Data structures and algorithms are core topics in linguistic programming. Data structures are used to store and retrieve data and algorithms are the recipes used to process data. This course emphasizes the understanding and Java implementation of basic data structures such as linked lists and trees, and the algorithms used to store and retrieve the information stored in them. We will see how these data structures are used in natural language processing programs.

Texts in digital form are an essential preliminary for any subsequent analyses. The course offers a multi-faceted perspective how texts are represented in computers, with topics including (among other) character encodings (e.g. UTF-8), text structuring and data modeling (e.g. XML, HTML format), text licensing (e.g. creative commons licenses), text visualization (e.g. CSS), and text querying tools (e.g. XQUERY). the course combines a theoretical discussion with a practical approach as an illustration of of the concepts.

The word frequency effect is one of the hallmark effects in experimental linguistics. Common words are processed faster than rare words. Recently, a number of studies has documented frequency effects of multiword sequences as well. In the first half of this course, we will read and discuss the findings of these studies as well as the implications for our understanding of language processing. Until now, experimental work on frequency effects of multiword sequences has focused on alphabetical languages.
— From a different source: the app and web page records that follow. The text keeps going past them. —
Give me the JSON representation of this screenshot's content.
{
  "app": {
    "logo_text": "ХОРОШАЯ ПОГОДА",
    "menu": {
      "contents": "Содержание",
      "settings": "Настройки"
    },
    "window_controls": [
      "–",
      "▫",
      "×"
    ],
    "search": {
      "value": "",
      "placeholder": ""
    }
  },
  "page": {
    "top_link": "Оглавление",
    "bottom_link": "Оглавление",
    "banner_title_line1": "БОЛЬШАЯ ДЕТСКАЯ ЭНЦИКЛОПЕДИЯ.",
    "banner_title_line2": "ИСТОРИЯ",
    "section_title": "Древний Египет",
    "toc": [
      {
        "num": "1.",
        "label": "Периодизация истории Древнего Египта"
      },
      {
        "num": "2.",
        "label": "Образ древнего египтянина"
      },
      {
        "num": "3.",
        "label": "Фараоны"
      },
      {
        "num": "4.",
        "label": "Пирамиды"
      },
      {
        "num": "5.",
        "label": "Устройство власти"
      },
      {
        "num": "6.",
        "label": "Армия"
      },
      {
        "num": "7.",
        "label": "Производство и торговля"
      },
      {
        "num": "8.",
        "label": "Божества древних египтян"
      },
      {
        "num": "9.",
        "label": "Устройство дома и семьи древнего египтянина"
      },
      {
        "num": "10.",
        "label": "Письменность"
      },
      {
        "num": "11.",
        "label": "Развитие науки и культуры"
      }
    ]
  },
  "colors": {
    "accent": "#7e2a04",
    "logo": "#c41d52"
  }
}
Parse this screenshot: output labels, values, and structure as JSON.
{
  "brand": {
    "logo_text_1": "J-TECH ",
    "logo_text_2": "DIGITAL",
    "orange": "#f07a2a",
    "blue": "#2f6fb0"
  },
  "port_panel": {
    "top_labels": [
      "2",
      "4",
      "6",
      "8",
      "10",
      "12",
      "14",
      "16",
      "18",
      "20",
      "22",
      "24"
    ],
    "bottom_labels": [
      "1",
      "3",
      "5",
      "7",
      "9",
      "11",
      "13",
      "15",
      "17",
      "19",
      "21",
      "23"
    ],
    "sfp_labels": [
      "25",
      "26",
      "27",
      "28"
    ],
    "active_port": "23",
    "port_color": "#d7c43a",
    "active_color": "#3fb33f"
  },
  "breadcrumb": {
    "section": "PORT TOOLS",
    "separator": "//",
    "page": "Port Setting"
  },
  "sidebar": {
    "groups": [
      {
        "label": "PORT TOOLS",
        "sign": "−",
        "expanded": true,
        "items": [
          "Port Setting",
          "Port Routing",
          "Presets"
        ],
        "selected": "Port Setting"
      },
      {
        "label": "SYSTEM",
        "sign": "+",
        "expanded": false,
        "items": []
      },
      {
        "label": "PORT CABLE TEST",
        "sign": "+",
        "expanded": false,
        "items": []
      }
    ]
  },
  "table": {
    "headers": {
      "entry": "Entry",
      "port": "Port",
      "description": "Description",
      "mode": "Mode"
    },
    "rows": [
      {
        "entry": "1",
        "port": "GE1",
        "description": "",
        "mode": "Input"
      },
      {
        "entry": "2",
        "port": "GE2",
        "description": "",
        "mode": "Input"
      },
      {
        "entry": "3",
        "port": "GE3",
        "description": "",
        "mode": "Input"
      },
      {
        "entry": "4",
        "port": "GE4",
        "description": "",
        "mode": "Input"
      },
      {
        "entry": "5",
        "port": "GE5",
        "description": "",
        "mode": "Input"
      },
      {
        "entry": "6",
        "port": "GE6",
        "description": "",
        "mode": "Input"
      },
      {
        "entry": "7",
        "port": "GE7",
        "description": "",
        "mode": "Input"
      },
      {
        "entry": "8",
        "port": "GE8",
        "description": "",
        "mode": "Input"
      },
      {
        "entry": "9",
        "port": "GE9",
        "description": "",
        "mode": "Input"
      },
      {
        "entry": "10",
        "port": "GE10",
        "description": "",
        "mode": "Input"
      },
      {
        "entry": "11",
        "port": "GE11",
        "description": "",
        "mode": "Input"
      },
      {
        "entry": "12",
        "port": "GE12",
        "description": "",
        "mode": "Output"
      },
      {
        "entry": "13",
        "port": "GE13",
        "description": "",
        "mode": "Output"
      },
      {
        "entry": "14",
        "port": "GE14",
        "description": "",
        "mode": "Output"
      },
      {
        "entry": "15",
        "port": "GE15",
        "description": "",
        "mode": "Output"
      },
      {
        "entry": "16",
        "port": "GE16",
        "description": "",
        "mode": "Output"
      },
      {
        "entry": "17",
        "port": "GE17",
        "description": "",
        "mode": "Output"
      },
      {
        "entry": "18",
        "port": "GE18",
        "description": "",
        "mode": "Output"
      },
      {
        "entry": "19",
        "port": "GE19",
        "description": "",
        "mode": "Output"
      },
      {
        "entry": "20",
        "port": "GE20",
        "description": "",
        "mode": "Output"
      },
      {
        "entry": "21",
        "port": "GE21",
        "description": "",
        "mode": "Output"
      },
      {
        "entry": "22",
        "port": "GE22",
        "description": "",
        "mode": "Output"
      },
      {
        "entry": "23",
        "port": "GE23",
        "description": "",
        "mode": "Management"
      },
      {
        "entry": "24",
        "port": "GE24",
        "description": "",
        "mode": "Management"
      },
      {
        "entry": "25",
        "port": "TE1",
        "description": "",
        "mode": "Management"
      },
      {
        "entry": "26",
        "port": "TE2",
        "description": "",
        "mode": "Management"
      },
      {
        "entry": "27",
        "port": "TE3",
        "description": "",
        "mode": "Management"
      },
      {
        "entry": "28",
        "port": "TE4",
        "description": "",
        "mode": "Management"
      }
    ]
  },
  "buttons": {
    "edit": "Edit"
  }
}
In the second half of this course, we will carry out a psycholinguistic experiment that looks at the effects of the frequency of multiword sequences in a non-alphabetic language: Mandarin Chinese.
There is no midterm exam. Attendance and homework will be required but not graded for this course. The final grade will be determined on the basis of a final report.

When people are speaking, not all words are fully pronounced. Many acoustic forms are subject to reduction. The sentence "I don't know", for instance, is often reduced to "I dunno", or even "I ono". Recently, the phenomenon of acoustic reduction has enjoyed increased popularity in phonetic research in different languages. In this course, we will review this research to get an idea about the circumstances in which acoustic reduction occurs. Furthermore, you will gain hands-on experience by looking at acoustic reduction in actual speech data in Mandarin Chinese.

There is no midterm exam. Attendance and homework will be required but not graded for this course. The final grade will be determined on the basis of a final report.

This course introduces a number of core methods and applications in natural language processing (NLP). On the one hand, the course will
focus on the core tasks in computational linguistic (e.g., part of speech tagging, and statistical parsing) and major NLP applications
(e.g., named entity recognition or machine translation), on the other hand, a selection of relevant concepts and methods from probability theory,
statistics and machine learning will be introduced.

The course is compulsory for the BA degree International Studies in Computational Linguistics. For other degree programs, please contact the instructor before signing up.